- _TASK GOAL_
How many lines in the records below contain the word "value"? Give only the number.

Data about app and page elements
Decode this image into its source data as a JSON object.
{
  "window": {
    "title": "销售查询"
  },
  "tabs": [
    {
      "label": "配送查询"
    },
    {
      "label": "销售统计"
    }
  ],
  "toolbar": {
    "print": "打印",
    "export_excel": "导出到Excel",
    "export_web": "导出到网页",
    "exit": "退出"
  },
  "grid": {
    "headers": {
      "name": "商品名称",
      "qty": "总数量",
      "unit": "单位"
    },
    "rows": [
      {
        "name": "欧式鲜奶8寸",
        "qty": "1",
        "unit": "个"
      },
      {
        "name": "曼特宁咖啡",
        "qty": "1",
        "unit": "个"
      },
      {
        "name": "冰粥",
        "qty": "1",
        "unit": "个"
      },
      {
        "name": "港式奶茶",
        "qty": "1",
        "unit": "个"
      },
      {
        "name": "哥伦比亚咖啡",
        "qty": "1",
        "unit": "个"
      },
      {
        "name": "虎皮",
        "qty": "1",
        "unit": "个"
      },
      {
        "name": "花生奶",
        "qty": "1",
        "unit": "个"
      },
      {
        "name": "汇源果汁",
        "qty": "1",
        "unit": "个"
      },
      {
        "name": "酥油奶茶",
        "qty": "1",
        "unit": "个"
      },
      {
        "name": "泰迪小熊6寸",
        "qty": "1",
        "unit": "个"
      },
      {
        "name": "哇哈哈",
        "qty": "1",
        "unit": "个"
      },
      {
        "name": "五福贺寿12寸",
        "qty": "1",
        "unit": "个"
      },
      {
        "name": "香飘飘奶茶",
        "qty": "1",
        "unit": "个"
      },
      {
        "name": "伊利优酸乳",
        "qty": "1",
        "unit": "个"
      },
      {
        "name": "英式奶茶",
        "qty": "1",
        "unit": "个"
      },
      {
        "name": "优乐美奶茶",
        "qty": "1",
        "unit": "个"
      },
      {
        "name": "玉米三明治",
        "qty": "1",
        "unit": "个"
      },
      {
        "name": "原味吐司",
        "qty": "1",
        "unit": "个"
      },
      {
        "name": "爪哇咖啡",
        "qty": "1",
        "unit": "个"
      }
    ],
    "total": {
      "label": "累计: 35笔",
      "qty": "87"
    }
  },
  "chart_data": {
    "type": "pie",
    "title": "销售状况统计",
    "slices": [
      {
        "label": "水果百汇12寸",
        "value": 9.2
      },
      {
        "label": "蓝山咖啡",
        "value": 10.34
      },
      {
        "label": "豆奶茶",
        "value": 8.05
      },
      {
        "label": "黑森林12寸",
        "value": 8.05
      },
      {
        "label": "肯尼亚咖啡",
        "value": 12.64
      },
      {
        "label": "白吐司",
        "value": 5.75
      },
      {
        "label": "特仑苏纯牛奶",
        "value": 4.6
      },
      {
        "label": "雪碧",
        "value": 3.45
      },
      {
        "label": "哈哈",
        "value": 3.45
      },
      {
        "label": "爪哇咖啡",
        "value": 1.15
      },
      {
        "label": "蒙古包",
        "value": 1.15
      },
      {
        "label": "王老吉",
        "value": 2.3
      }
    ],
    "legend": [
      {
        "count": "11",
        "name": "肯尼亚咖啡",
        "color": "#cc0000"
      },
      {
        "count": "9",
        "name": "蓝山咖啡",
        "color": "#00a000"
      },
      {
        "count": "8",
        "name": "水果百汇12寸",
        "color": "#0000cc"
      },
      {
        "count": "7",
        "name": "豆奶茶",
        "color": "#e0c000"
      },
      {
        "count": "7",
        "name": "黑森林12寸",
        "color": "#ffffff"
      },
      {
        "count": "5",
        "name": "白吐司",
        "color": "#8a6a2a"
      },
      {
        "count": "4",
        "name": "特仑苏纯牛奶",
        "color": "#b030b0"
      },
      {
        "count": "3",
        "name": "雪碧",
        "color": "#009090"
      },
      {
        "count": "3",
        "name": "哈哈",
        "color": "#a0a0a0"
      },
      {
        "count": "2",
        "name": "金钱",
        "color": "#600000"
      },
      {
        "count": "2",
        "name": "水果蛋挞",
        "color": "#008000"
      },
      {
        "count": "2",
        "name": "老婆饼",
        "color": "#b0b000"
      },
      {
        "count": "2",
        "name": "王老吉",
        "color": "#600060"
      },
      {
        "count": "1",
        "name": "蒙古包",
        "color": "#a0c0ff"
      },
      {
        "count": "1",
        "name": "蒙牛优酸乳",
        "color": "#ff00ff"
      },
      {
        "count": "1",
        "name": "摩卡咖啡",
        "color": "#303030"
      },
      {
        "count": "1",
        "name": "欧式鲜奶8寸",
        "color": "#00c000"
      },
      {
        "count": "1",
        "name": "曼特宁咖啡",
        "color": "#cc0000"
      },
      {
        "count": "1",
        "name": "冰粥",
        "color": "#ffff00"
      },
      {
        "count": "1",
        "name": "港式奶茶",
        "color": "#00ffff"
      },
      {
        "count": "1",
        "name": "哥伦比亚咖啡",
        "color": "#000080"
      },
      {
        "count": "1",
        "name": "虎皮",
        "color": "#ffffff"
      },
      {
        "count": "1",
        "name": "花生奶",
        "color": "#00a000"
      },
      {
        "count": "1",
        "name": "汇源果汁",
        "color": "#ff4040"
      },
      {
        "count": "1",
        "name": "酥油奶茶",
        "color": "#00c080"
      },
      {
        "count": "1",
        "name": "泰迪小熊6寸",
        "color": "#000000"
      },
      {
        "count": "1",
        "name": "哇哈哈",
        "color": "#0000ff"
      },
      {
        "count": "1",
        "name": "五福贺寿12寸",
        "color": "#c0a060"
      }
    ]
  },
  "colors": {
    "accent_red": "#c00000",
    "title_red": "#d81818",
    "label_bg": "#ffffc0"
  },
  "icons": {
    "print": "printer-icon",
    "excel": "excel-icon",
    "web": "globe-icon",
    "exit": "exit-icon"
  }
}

- _WRITTEN ANSWER_
12